Newsletter for November 2017

Get ready for another great bareroot season! The new catalog is out and the website is up and running. We also wish to remind you that the prices online are for mail order and that in store prices are lower.

A new root stock for cherries is Maxma 14 which replaces Colt. Two of its benefits are better tolerance to wet soils and earlier fruit production.

The bareroot season begins with supplies of berries Рblackberries, blueberries, raspberries, strawberries, and more. Also, you can start planting vegetables including asparagus, artichokes, and rhubarb. We have many six  packs of vegetables and will bring in new ones as soon as they are available. This is also a great time to plant seeds of peas РSugar Snap and Chinese and the ornamental Sweet Peas.

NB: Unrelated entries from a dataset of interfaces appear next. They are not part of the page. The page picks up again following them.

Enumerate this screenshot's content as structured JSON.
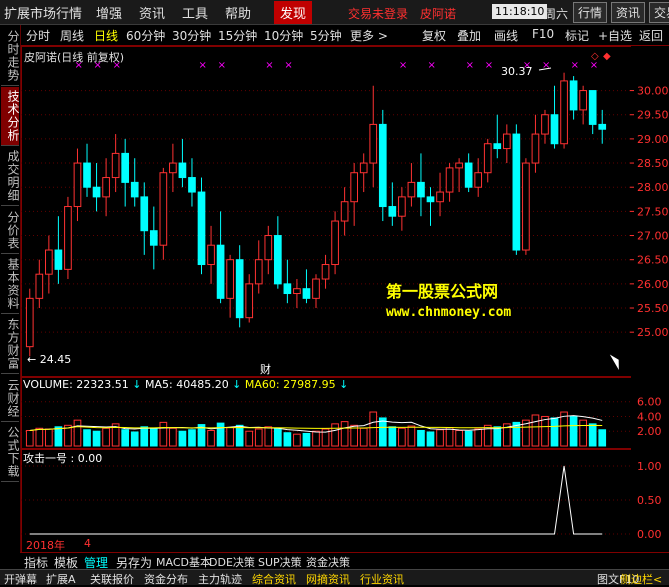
{
  "menu": {
    "items": [
      "扩展市场行情",
      "增强",
      "资讯",
      "工具",
      "帮助"
    ],
    "active": "发现",
    "notice": "交易未登录",
    "user": "皮阿诺",
    "time": "11:18:10",
    "weekday": "周六",
    "buttons": [
      "行情",
      "资讯",
      "交易"
    ]
  },
  "periods": {
    "items": [
      "分时",
      "周线",
      "日线",
      "60分钟",
      "30分钟",
      "15分钟",
      "10分钟",
      "5分钟",
      "更多 >"
    ],
    "selected": "日线",
    "tools": [
      "复权",
      "叠加",
      "画线",
      "F10",
      "标记",
      "+自选",
      "返回"
    ]
  },
  "left_tabs": [
    "分时走势",
    "技术分析",
    "成交明细",
    "分价表",
    "基本资料",
    "东方财富",
    "云财经",
    "公式下载"
  ],
  "left_tab_selected": "技术分析",
  "main": {
    "title": "皮阿诺(日线 前复权)",
    "high_label": "30.37",
    "low_label": "24.45",
    "cai_label": "财",
    "watermark_title": "第一股票公式网",
    "watermark_url": "www.chnmoney.com"
  },
  "volume": {
    "label": "VOLUME: 22323.51",
    "ma5": "MA5: 40485.20",
    "ma60": "MA60: 27987.95"
  },
  "indicator": {
    "label": "攻击一号 : 0.00",
    "year": "2018年",
    "month": "4"
  },
  "bottom_tabs": [
    "指标",
    "模板",
    "管理",
    "另存为",
    "MACD基本",
    "DDE决策",
    "SUP决策",
    "资金决策"
  ],
  "bottom_tab_selected": "管理",
  "status": [
    "开弹幕",
    "扩展A",
    "关联报价",
    "资金分布",
    "主力轨迹",
    "综合资讯",
    "网摘资讯",
    "行业资讯"
  ],
  "status_right": [
    "图文F10",
    "侧边栏<"
  ],
  "colors": {
    "up": "#ff3232",
    "down": "#00ffff",
    "bg": "#000000",
    "border": "#800000"
  },
  "chart_data": {
    "type": "candlestick",
    "y_ticks": [
      30.0,
      29.5,
      29.0,
      28.5,
      28.0,
      27.5,
      27.0,
      26.5,
      26.0,
      25.5,
      25.0
    ],
    "ylim": [
      24.3,
      30.55
    ],
    "vol_ticks": [
      6.0,
      4.0,
      2.0
    ],
    "ind_ticks": [
      1.0,
      0.5,
      0.0
    ],
    "candles": [
      {
        "o": 24.7,
        "h": 25.9,
        "l": 24.5,
        "c": 25.7
      },
      {
        "o": 25.7,
        "h": 26.5,
        "l": 25.5,
        "c": 26.2
      },
      {
        "o": 26.2,
        "h": 27.0,
        "l": 25.8,
        "c": 26.7
      },
      {
        "o": 26.7,
        "h": 27.4,
        "l": 26.0,
        "c": 26.3
      },
      {
        "o": 26.3,
        "h": 27.8,
        "l": 26.1,
        "c": 27.6
      },
      {
        "o": 27.6,
        "h": 28.8,
        "l": 27.3,
        "c": 28.5
      },
      {
        "o": 28.5,
        "h": 28.9,
        "l": 27.8,
        "c": 28.0
      },
      {
        "o": 28.0,
        "h": 28.5,
        "l": 27.5,
        "c": 27.8
      },
      {
        "o": 27.8,
        "h": 28.6,
        "l": 27.4,
        "c": 28.2
      },
      {
        "o": 28.2,
        "h": 29.1,
        "l": 27.9,
        "c": 28.7
      },
      {
        "o": 28.7,
        "h": 29.0,
        "l": 27.6,
        "c": 28.1
      },
      {
        "o": 28.1,
        "h": 28.6,
        "l": 27.6,
        "c": 27.8
      },
      {
        "o": 27.8,
        "h": 28.1,
        "l": 26.6,
        "c": 27.1
      },
      {
        "o": 27.1,
        "h": 27.6,
        "l": 26.3,
        "c": 26.8
      },
      {
        "o": 26.8,
        "h": 28.4,
        "l": 26.5,
        "c": 28.3
      },
      {
        "o": 28.3,
        "h": 28.9,
        "l": 27.9,
        "c": 28.5
      },
      {
        "o": 28.5,
        "h": 29.0,
        "l": 28.0,
        "c": 28.2
      },
      {
        "o": 28.2,
        "h": 28.6,
        "l": 27.6,
        "c": 27.9
      },
      {
        "o": 27.9,
        "h": 28.2,
        "l": 26.2,
        "c": 26.4
      },
      {
        "o": 26.4,
        "h": 27.2,
        "l": 26.0,
        "c": 26.8
      },
      {
        "o": 26.8,
        "h": 27.5,
        "l": 25.6,
        "c": 25.7
      },
      {
        "o": 25.7,
        "h": 26.6,
        "l": 25.3,
        "c": 26.5
      },
      {
        "o": 26.5,
        "h": 26.8,
        "l": 25.1,
        "c": 25.3
      },
      {
        "o": 25.3,
        "h": 26.2,
        "l": 25.2,
        "c": 26.0
      },
      {
        "o": 26.0,
        "h": 26.9,
        "l": 25.8,
        "c": 26.5
      },
      {
        "o": 26.5,
        "h": 27.2,
        "l": 26.2,
        "c": 27.0
      },
      {
        "o": 27.0,
        "h": 27.4,
        "l": 25.9,
        "c": 26.0
      },
      {
        "o": 26.0,
        "h": 26.5,
        "l": 25.6,
        "c": 25.8
      },
      {
        "o": 25.8,
        "h": 26.1,
        "l": 25.5,
        "c": 25.9
      },
      {
        "o": 25.9,
        "h": 26.3,
        "l": 25.6,
        "c": 25.7
      },
      {
        "o": 25.7,
        "h": 26.2,
        "l": 25.5,
        "c": 26.1
      },
      {
        "o": 26.1,
        "h": 26.6,
        "l": 25.9,
        "c": 26.4
      },
      {
        "o": 26.4,
        "h": 27.5,
        "l": 26.2,
        "c": 27.3
      },
      {
        "o": 27.3,
        "h": 28.0,
        "l": 27.0,
        "c": 27.7
      },
      {
        "o": 27.7,
        "h": 28.5,
        "l": 27.2,
        "c": 28.3
      },
      {
        "o": 28.3,
        "h": 28.7,
        "l": 27.9,
        "c": 28.5
      },
      {
        "o": 28.5,
        "h": 30.1,
        "l": 28.0,
        "c": 29.3
      },
      {
        "o": 29.3,
        "h": 29.6,
        "l": 27.3,
        "c": 27.6
      },
      {
        "o": 27.6,
        "h": 28.1,
        "l": 27.2,
        "c": 27.4
      },
      {
        "o": 27.4,
        "h": 28.0,
        "l": 27.1,
        "c": 27.8
      },
      {
        "o": 27.8,
        "h": 28.5,
        "l": 27.6,
        "c": 28.1
      },
      {
        "o": 28.1,
        "h": 28.7,
        "l": 27.4,
        "c": 27.8
      },
      {
        "o": 27.8,
        "h": 28.0,
        "l": 27.2,
        "c": 27.7
      },
      {
        "o": 27.7,
        "h": 28.3,
        "l": 27.4,
        "c": 27.9
      },
      {
        "o": 27.9,
        "h": 28.5,
        "l": 27.7,
        "c": 28.4
      },
      {
        "o": 28.4,
        "h": 28.6,
        "l": 27.9,
        "c": 28.5
      },
      {
        "o": 28.5,
        "h": 28.7,
        "l": 27.9,
        "c": 28.0
      },
      {
        "o": 28.0,
        "h": 28.6,
        "l": 27.8,
        "c": 28.3
      },
      {
        "o": 28.3,
        "h": 29.0,
        "l": 28.1,
        "c": 28.9
      },
      {
        "o": 28.9,
        "h": 29.5,
        "l": 28.6,
        "c": 28.8
      },
      {
        "o": 28.8,
        "h": 29.3,
        "l": 28.5,
        "c": 29.1
      },
      {
        "o": 29.1,
        "h": 29.3,
        "l": 26.6,
        "c": 26.7
      },
      {
        "o": 26.7,
        "h": 28.6,
        "l": 26.6,
        "c": 28.5
      },
      {
        "o": 28.5,
        "h": 29.5,
        "l": 28.3,
        "c": 29.1
      },
      {
        "o": 29.1,
        "h": 29.6,
        "l": 28.9,
        "c": 29.5
      },
      {
        "o": 29.5,
        "h": 30.1,
        "l": 28.8,
        "c": 28.9
      },
      {
        "o": 28.9,
        "h": 30.37,
        "l": 28.8,
        "c": 30.2
      },
      {
        "o": 30.2,
        "h": 30.3,
        "l": 29.4,
        "c": 29.6
      },
      {
        "o": 29.6,
        "h": 30.1,
        "l": 29.3,
        "c": 30.0
      },
      {
        "o": 30.0,
        "h": 30.0,
        "l": 29.1,
        "c": 29.3
      },
      {
        "o": 29.3,
        "h": 29.6,
        "l": 28.9,
        "c": 29.2
      }
    ],
    "volumes": [
      2.1,
      2.4,
      2.3,
      2.6,
      2.8,
      3.5,
      2.2,
      2.0,
      2.4,
      3.0,
      2.2,
      1.9,
      2.6,
      2.3,
      3.2,
      2.4,
      2.0,
      2.2,
      2.9,
      2.1,
      3.1,
      2.5,
      2.8,
      2.0,
      2.3,
      2.6,
      2.4,
      1.8,
      1.6,
      1.7,
      2.0,
      2.3,
      3.0,
      3.3,
      2.8,
      2.4,
      4.6,
      3.8,
      2.6,
      2.4,
      2.7,
      2.1,
      1.9,
      2.2,
      2.5,
      2.1,
      2.0,
      2.3,
      2.8,
      2.6,
      3.0,
      3.2,
      3.5,
      4.2,
      4.0,
      3.8,
      4.6,
      4.0,
      3.5,
      3.0,
      2.2
    ],
    "signal_index": 56
  }
}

Speaking of berries, how about some colorful ones to fatten up the birds. This month is prime. Shown below are berries from two natives, Prunus ilicifolia and Toyon, plus Pyracantha.

November is really the last good month for planting natives. Right now we have the best selection of Manzanitas including ‘Dr. Hurd’, ‘Louis Edmonds’, ‘Howard McMinn’ and ‘Ken Taylor’, among others. And back is that infamous Salvia, ‘Desperado’ – a cross between Salvia apiana and leucophylla. Don’t forget to throw out seeds of the native poppies and other wildflowers.

Who is Kurt Zadnik? I haven’t been able to find out, but there is a lovely Ceanothus named after him. This plant has some of the deepest cobalt blue flowers of the species. It is said to grow two to three feet tall and spread out up to eight feet. Recommended by our sales rep from Native Sons Wholesale Nursery.

For sale in 4″ containers is the healing Aloe vera. The sap is great in relieving itches from insect bites and pain from burns. Don’t forget to bring the plants indoors when frost is predicted.

Forcing Hyacinth bulbs is another holiday tradition along with paperwhite forcing. We have these colorful vases and blue hyacinths as well as a new variety in yellow. The bulbs can also be planted in the ground and should rebloom for many years.

Red and white cyclamen are always the most popular; other colors include salmon, lavender and fuchsia. In our climate, the plants require protection from frost. When the temperatures drop, keep them close to the house or cover them. They also function as colorful indoor plants, lasting longest in a cool atmosphere.

Calylophus (common names include Texas primrose and sundrops) is one of the most popular perennials and for good reason. The bright yellow flowers are borne on low growing plants all summer. They need only minimal irrigation and are content with summer’s hottest days. We currently have one gallon plants. Trim the plant in early spring if you notice it becoming woody.

Olive trees are a durable and lasting addition to the landscape. Come check out the striking weeping olive specimen. Also in the nursery, some very handsome fruitless Bonita trees in 24″ boxes. During the bareroot season, we will once again carry some of the more unusual fruiting varieties in small containers – Arbequina, Arbosana and Koroneiki.